With the added stress created by the pandemic and uncertainty regarding the upcoming school year, we want to focus on ways to relieve stress and manage anxiety.
We realize that not all of the techniques or suggestions works for everyone. But we are hoping that everyone can find some help by exploring the resources we’ve been able to provide.
Back in January, NJCTS hosted the webinar “Introduction to Mindfulness for Stress Reduction”, presented by Anton Shcherbakov, Psy.D, BCBA. Research studies show that regular mindfulness practice can reduce stress, anxiety, depression, and improve overall well-being.
Dr Shcherbakov defines mindfulness is relatively simple. It is just paying attention: On purpose, in the present moment, and non-judgmentally. The goal of mindfulness is meditation. “Why mindfulness? Well, there is this really interesting study that came out and found that the average American spends about 47% of their waking time thinking about things other than what they’re doing…. even if we’re thinking about neutral topics, mind wandering tends to lead to reduced happiness as well. ”
Assistive Technology to Help with Anxiety
On August 12th, NJCTS will host “Assistive Technology to Help with Anxiety”, a webinar presented by Matt Dennion. This webinar will discuss apps that students can use in dealing with anxiety in school other settings. The presentation will highlight mobile technology that can help create schedules with detailed directions, support reading and writing for students with dyslexia and dysgraphia, assist with writing research papers, and programs that can support independent functioning in a community setting.
“In These Uncertain Times”: Returning to School in an Age of Anxiety
On August 26, NJCTS will host “In These Uncertain Times”: Returning to School in an Age of Anxiety, presented by W. Eric Deibler, M.S Ed., Psy.D. This webinar will discuss what school will be like for our children upon their intended return to the classroom after a five-month absence.
Looking ahead to December, NJCTS will host “Anxiety Management” with Christopher Lynch, Psy.D.
Read some examples of stress and anxiety coping techniques for those with Tourette’s from our own group:
From Ken Shyminsky, a former vice president of the Greater Toronto Chapter of the Tourette Syndrome Foundation of Canada
“In my case, I discovered at an early age that running and weight training helped my get rid of ADHD and Tourette Syndrome energy. As a result, I was more calm. When I knew I was approaching a stressful time (university exams or giving a presentation), I would ensure I proactively went for a run to reduce my stress levels, in anticipation of the stress that I was about to experience. In effect, I was increasing my capacity to take on more stress than the regular daily amount.
I often share this analogy:

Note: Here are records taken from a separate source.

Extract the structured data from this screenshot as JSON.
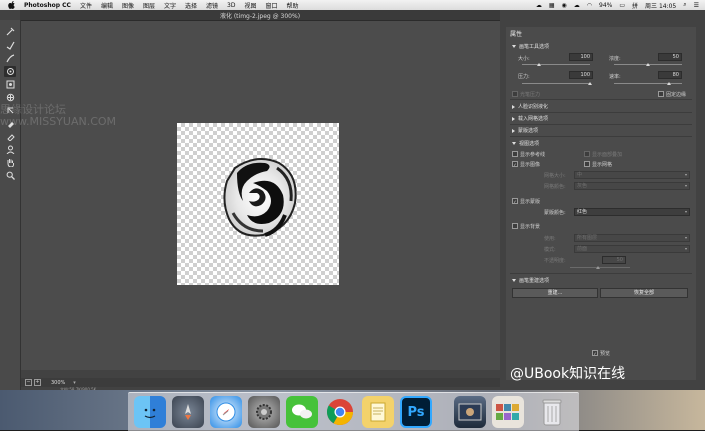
{
  "menubar": {
    "app_name": "Photoshop CC",
    "items": [
      "文件",
      "编辑",
      "图像",
      "图层",
      "文字",
      "选择",
      "滤镜",
      "3D",
      "视图",
      "窗口",
      "帮助"
    ],
    "battery": "94%",
    "clock": "周三 14:05"
  },
  "document": {
    "title": "液化 (timg-2.jpeg @ 300%)",
    "zoom": "300%"
  },
  "panel": {
    "heading": "属性",
    "brush_tool_options": {
      "title": "画笔工具选项",
      "size_label": "大小:",
      "size_value": "100",
      "density_label": "浓度:",
      "density_value": "50",
      "pressure_label": "压力:",
      "pressure_value": "100",
      "rate_label": "速率:",
      "rate_value": "80",
      "stylus_label": "光笔压力",
      "pin_edges_label": "固定边缘"
    },
    "collapsed_sections": [
      "人脸识别液化",
      "载入网格选项",
      "蒙版选项"
    ],
    "view_options": {
      "title": "视图选项",
      "show_guides": "显示参考线",
      "show_face_overlay": "显示面部叠加",
      "show_image": "显示图像",
      "show_mesh": "显示网格",
      "mesh_size_label": "网格大小:",
      "mesh_size_value": "中",
      "mesh_color_label": "网格颜色:",
      "mesh_color_value": "灰色",
      "show_mask": "显示蒙版",
      "mask_color_label": "蒙版颜色:",
      "mask_color_value": "红色",
      "show_backdrop": "显示背景",
      "use_label": "使用:",
      "use_value": "所有图层",
      "mode_label": "模式:",
      "mode_value": "前面",
      "opacity_label": "不透明度:",
      "opacity_value": "50"
    },
    "reconstruct": {
      "title": "画笔重建选项",
      "rebuild_button": "重建...",
      "restore_all_button": "恢复全部"
    },
    "preview_label": "预览"
  },
  "watermark_left": "思缘设计论坛 www.MISSYUAN.COM",
  "watermark_right": "@UBook知识在线",
  "status_bar_text": "文档:58.7K/900.5K",
  "dock": [
    "finder-icon",
    "launchpad-icon",
    "safari-icon",
    "system-preferences-icon",
    "wechat-icon",
    "chrome-icon",
    "notes-icon",
    "photoshop-icon",
    "image-preview-icon",
    "photos-icon",
    "trash-icon"
  ],
  "colors": {
    "workspace": "#424242",
    "panel": "#4b4b4b",
    "accent_ps": "#31a8ff"
  }
}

I think of myself as a clear glass bottle. As stressful events occur, the bottle fills. Highly stressful situations and events cause it to fill quickly. Daily work and family stress fill it more slowly, over days and weeks. Left unchecked the bottle will keep filling and eventually overflow.

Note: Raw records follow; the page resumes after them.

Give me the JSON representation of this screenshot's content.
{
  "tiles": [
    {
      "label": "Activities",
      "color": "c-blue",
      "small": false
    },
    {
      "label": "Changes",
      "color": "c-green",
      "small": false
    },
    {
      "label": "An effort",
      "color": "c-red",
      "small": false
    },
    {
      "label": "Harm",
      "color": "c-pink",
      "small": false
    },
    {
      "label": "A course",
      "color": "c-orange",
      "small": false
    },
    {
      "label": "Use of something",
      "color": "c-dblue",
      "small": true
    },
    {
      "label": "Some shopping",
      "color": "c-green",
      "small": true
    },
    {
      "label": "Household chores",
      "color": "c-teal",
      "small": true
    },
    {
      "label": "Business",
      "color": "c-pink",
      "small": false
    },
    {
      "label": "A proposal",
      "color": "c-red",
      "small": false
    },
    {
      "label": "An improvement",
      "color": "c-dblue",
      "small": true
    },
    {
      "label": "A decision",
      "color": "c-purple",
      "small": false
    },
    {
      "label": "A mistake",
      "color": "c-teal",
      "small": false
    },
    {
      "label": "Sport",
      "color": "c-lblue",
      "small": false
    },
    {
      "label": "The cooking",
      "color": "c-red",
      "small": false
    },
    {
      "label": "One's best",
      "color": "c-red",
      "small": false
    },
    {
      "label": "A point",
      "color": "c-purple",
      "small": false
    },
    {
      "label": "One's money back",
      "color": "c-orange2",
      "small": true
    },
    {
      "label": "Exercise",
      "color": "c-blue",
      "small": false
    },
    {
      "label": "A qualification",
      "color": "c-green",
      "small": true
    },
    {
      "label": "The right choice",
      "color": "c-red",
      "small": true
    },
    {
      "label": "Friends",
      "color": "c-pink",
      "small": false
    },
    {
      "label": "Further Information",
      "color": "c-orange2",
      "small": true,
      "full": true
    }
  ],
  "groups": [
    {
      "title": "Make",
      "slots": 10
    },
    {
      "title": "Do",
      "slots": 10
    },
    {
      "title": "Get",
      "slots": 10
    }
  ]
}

By participating in stress-reducing activities, I empty the bottle of some of the accumulated stress and I create more empty space in my bottle (body). When I know I am heading into a stressful time or event, I make sure to first reduce my internal stress so I have more room for adding stress to the bottle, so it doesn’t overflow. I can predict stressful triggers and my responses and also prepare myself to manage the pressures that follow.”
This is a marathon, people, not a sprint. How I wish I had someone tell me that 6 years ago. But now I’m learning. Here are 10 things that have worked for me in terms of overcoming the stress and day-to-day grind of having a child with Tourette Syndrome and other disorders:
Find a support group (This blog, a private group I have)
Be open with friends (I have some awesome folk in my life)
Pray (It really works)
Find a prayer support group
Set goals for yourself
Be honest – some days just suck. There’s no point in pretending otherwise. Just know you can always start over.
Yes, really, you START OVER. Every second that passes is a new opportunity to start fresh.
Focus on the kid and his/her gifts, not just the tics.
Work on accepting the tics you can’t change, changing the tics you can, and having the wisdom to know the difference.